The Center for Participatory Change and Nuestro Centro are organizing together to confront structural racism and language access barriers in Buncombe County public schools. Together, community members are building collective analysis and taking collective action to create change!
We are parents, students, and community members coming together to shine a light on structural racism in our schools.
Working together with CPC and Nuestro Centro, we are building collective strategy and organizing for structural changes in our school system. Together we are demanding systemic change within Buncombe County Schools and equitable access to education for our children.
We are building on the momentum of the “movement moment” that emerged from the student and parent uprising at Erwin High School. (See The Today Show’s coverage here: Immigration assignment at North Carolina high school sparks racism debate).
Working in partnership with community members, we are creating opportunities for dialogue among parents, students, educators, and administrators and documenting our work so that we can share tools with parents, students, and community groups organizing in school systems across Western North Carolina and nationally.
CPC and Nuestro Centro have been doing this movement-building, organizing work together in the Emma community for over a year, before, during, and after the uprising at Erwin High School. Our work will continue, with your support!
We need your help to fund ongoing organizing work in our community to create positive change in our schools.
Your donation will be used to pay for childcare and interpretation for community meetings. Providing childcare and interpreters at all of our meetings and community forums allows everyone to participate fully and also gives us a chance to demonstrate to the Buncombe County School system how to create a multi-lingual space accessible to all families.
We believe fully in the capacity of our community to resource the campaign because it is vital to our collective future. Contribute today to support organizing in the Erwin district and building a movement for systemic change in Buncombe County Schools!
How your donation will be used:
- Interpretation: $25 pays 1 interpreter for 1 hour so that everyone can participate in their own language. Funding pays for interpretation so people can organize across lines of language. At least 2 interpreters are needed at each meeting. Meetings are weekly and average 3 hours each. Total minimum needed from now til the end of 2015: $1800.
- Childcare: $15 pays 1 child care provider for 1 hour, allowing 1, 2, or 3 parents of young children to participate. Having childcare available means that mothers and fathers have the opportunity to participate, make their voices heard, and advocate for their children. Our child care providers are also people within our communities who offer their support by caring for our children so that parents and older youth can focus on organizing. This is critical to our campaign and we believe people should be paid decent wages for this invaluable contribution to the work. At least 4 child care providers are needed at each meeting. Meetings are weekly and average 3 hours each.
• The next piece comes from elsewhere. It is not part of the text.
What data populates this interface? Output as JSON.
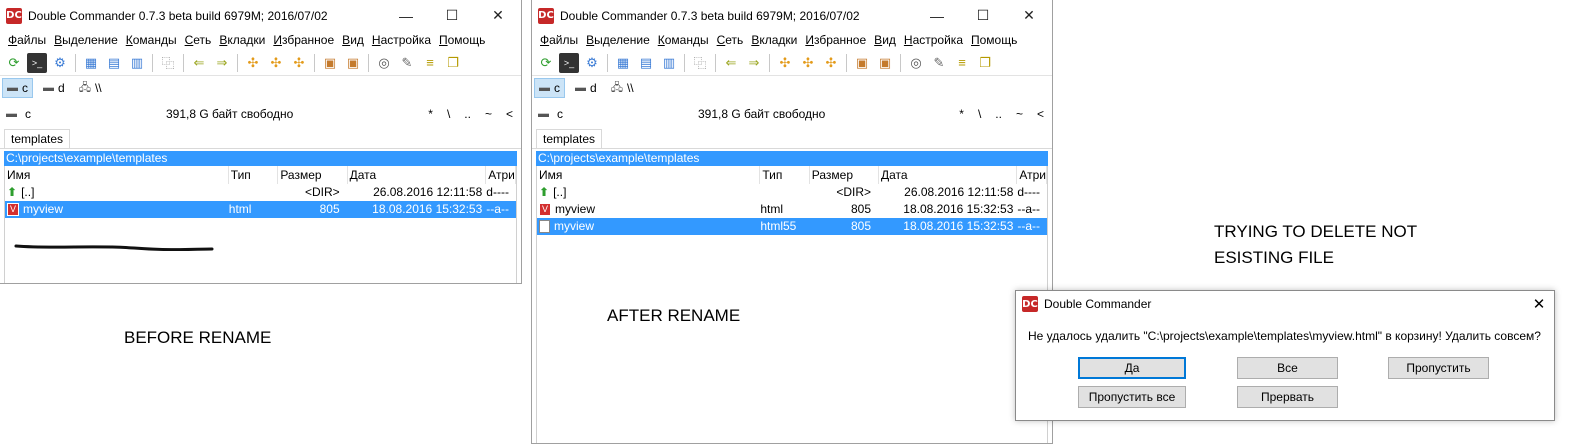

Total minimum needed from now til the end of 2015: $2160.
- Equipment, Materials, and Organizers: CPC and Nuestro Centro are working hard to cover expenses for the campaign, including paying organizers and buying materials and equipment. We are seeking funding from foundations, individuals, faith-based congregations, and YOU to help cover these costs! Minimum needed from now until the end of 2015: $1040.
I encourage you to support this important effort!